Opportunities denied because of race
October 24, 2017 / By Evelyn A. Woodring / 1 Comment
I was a Navy wife, living in base housing on the Florida Gulf coast in the early 1970s. I had become friends with another wife, and learned that she planned to seek a civilian job. She had extensive experience in keypunch, bookkeeping, and was a Certified Public Accountant. She showed me a glowing letter of reference from a previous employer in Michigan.
She responded to a Help Wanted ad in the local paper, and applied for work as a teller at the local bank. Imagine my chagrin when she returned and told me that the agent never even looked at her documents before offering her a job as a cleaning lady! Needless to say, she declined the offer.
Several months later, I got a letter from her. Her husband having been transferred, she was now working as a chief teller at the local bank in Washington State, where they lived.

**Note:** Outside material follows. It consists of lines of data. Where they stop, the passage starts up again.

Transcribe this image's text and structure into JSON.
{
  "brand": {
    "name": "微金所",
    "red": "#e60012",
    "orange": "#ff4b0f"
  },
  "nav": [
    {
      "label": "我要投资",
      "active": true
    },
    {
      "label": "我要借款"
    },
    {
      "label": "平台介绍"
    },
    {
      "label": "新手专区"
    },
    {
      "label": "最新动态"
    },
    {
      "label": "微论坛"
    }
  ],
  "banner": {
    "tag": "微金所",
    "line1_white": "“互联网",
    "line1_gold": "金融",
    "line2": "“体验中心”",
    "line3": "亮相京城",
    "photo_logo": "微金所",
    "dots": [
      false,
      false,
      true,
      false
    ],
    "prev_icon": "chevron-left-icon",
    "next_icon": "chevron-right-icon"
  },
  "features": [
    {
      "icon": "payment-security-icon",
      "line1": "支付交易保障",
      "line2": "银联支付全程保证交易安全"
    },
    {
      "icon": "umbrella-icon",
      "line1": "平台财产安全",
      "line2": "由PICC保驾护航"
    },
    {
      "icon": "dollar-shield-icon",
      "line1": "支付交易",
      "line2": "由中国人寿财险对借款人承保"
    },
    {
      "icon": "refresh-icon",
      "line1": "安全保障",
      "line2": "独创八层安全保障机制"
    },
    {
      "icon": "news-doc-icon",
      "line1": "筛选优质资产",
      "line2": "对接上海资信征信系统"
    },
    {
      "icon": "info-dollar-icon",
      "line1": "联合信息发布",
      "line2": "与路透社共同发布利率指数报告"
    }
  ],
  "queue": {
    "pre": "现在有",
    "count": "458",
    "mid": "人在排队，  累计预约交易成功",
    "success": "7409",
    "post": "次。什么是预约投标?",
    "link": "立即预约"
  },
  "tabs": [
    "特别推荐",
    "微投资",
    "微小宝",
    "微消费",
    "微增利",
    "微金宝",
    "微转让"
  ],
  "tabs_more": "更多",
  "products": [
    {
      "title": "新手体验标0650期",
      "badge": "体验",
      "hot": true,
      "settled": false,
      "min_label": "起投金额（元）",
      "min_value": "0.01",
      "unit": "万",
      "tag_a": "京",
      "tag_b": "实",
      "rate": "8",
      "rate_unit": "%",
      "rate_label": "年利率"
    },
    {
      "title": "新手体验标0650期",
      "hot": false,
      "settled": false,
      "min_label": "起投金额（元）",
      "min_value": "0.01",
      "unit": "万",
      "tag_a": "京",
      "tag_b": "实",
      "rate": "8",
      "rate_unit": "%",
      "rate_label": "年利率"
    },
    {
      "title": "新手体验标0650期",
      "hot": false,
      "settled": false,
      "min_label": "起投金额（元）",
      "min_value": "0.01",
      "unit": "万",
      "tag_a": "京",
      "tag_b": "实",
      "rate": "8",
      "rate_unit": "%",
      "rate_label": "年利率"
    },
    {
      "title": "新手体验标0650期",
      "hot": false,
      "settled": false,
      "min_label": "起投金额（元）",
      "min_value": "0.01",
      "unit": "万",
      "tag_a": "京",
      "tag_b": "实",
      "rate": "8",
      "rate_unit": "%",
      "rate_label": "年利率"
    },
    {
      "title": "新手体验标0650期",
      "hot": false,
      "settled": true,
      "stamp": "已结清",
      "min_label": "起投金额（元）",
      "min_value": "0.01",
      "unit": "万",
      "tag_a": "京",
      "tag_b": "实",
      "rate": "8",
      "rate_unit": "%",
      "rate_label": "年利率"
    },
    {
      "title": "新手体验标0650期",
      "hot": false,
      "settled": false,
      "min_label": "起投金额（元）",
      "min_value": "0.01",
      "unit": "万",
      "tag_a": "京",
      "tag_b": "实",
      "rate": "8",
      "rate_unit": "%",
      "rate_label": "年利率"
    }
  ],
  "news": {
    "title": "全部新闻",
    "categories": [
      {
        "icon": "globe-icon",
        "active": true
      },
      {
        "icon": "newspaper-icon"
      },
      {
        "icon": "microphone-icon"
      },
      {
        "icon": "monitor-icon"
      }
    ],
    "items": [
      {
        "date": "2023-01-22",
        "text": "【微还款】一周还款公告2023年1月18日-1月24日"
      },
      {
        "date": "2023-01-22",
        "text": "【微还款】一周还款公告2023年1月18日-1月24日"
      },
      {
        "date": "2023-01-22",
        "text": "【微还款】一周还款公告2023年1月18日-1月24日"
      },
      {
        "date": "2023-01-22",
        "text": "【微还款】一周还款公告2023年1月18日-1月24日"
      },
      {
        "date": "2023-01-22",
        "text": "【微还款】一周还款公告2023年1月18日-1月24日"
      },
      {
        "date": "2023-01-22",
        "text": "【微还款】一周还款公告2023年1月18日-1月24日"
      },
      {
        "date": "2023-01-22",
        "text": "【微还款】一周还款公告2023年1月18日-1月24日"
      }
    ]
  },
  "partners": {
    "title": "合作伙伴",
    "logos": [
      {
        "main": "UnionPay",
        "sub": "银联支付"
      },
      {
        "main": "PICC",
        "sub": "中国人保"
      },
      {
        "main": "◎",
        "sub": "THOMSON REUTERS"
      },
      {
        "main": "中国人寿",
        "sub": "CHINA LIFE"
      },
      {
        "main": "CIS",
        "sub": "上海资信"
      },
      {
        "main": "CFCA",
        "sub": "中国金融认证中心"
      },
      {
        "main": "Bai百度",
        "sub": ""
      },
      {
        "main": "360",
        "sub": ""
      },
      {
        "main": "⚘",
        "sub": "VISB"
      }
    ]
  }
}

That first agent had dismissed her abilities without even looking at anything except her race. She was denied the chance because she was African-American, not because she was unqualified. And that bank lost the chance to use the skills, talent, and experience of a most knowledgeable applicant. One hiring agent's racism, was, as she explained, not the first time she had been met with such offhand dismissal, such entrenched bias.